ROMANS 8: 31- end
What can I say about all this?
If God is for us, who can be against us? The One who did not keep back his only son but handed him over for us all, how will he not with him also freely give us everything? Who can accuse God’s chosen ? It is God who makes them just. Who will pass judgement against us? It is Messiah Jesus who died, or rather was raised from the dead, and is at God’s right hand, who is pleading our cause.
Who will come between us and the love of Messiah? Will affliction or hard times or persecution? Will famine, poverty, danger or war? (As the Scripture says, “For your sake we are being killed every day; we are considered as sheep for the slaughter.” ) No, our victory in all these circumstances outdoes the imperial conquerors, though the One Who Loved Us. For I have been persuaded that neither death nor life, nor angels nor rulers, neither things present nor things to come, nor cosmic powers in height or depth, nor any other created thing, can come between us and the love of God that is in Jesus Messiah our Lord.
(Translated M Mair 2016)
There’s a whole tranche of religious behaviour dismissed by Paul’s opening words here: all religious activity designed to seek or to placate God is surplus to the requirements of faith in a God who makes himself known as on the side of humanity. It’s easy to see why superstitious Romans saw Christians as irreligious atheists. Paul explains his confidence in God by designating him/ her as the “One who did not keep back his only Son, but handed him over for us all.” That sentence includes Paul’s view of an older contemporary of his, who had lived in the same small country, engaged in disputes with the religious movement of which he later became part, and was executed as a messianic pretender.
Paul came to see this man as messiah-son-of – God, who could have been kept back by God, but was in fact handed over for the good of humanity. It’s quite a jump. Does it involve absorbing the real Jesus in a religious myth? I don’t think so. Paul is asserting that the real historical Jesus was and is the actualisation of God’s love. Sometimes he describes this as the downward mobility of one who always had the nature of God, but we should not conclude he imagined a divine being floating down from heaven. It is Paul’s way of understanding “where Jesus is coming from”, namely, from God.
His being “handed over” for all people is Paul’s understanding of Jesus’ life and death, a willing surrender by God of his beloved child to the violence of humanity.

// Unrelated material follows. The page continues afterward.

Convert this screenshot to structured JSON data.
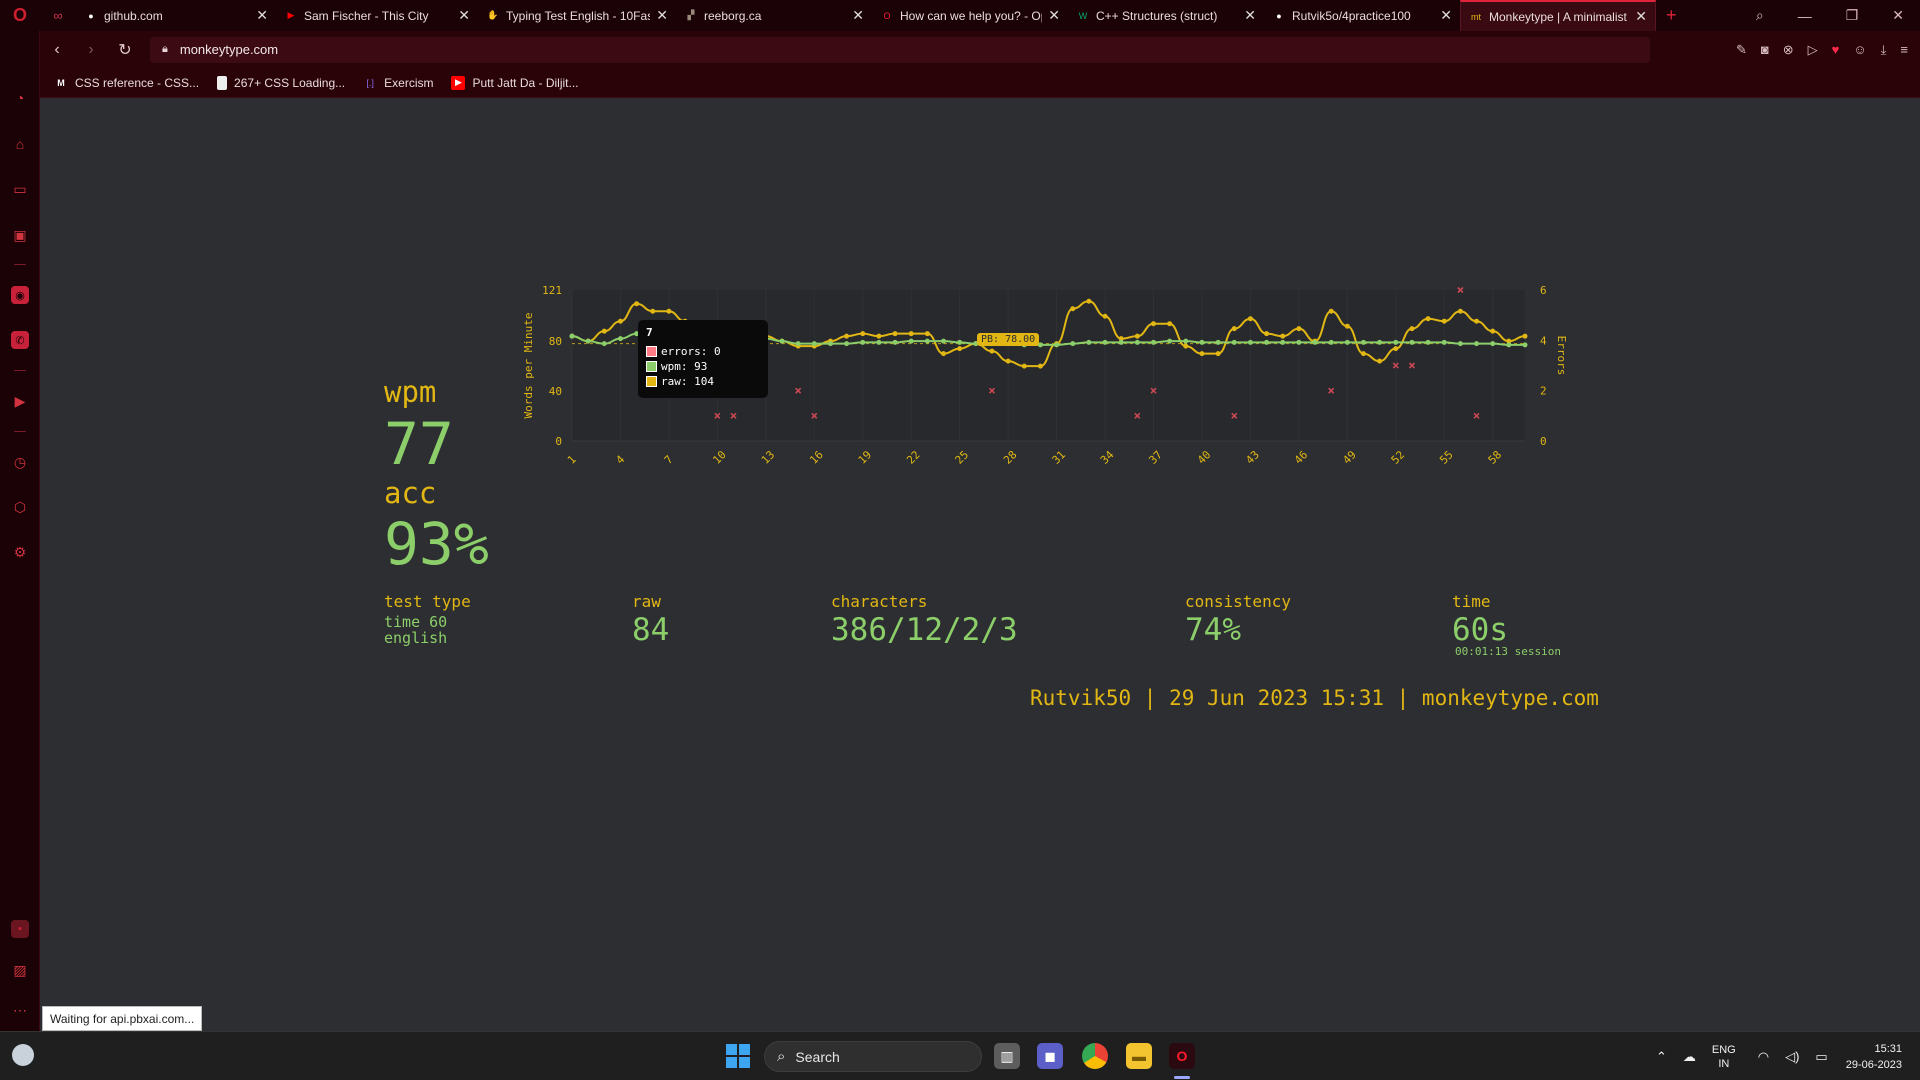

This is seen as the definitive declaration of God’s love for humanity, a love shared by Jesus himself, who is a willing partner in God’s plan. This definitive declaration creates Paul’s confidence that God can be trusted to complete his plan for creation and liberate all his children.
He expresses this confidence with a splendid piece of rhetoric which dismisses all opposing powers as unable to break the bond between Jesus and his assemblies; the accusing Jewish Law, common misfortunes and uncommon threats, ruling powers of earth and heaven, are unable to break a bond which has been forged by Jesus’ faithfulness to God and to his brothers and sisters, his faithfulness unto death. This enables those who trust in him to be “superconquerers” a term invented by Paul with those accorded a Roman Triumph is mind: the ordinary Roman follower of Jesus, who might well be a slave, is encouraged to see herself as a bigger winner than those given the greatest honour her society could provide.
“I have been persuaded etc..” Most modern translations opt for words like “sure, certain, convinced” and so on. I have kept the King James Version word, persuaded, because it is central to Paul’s theology: God has opted to persuade his creation towards perfection, and Paul’s response along with that of the Assemblies of Jesus is evidence that this may not be a mistake.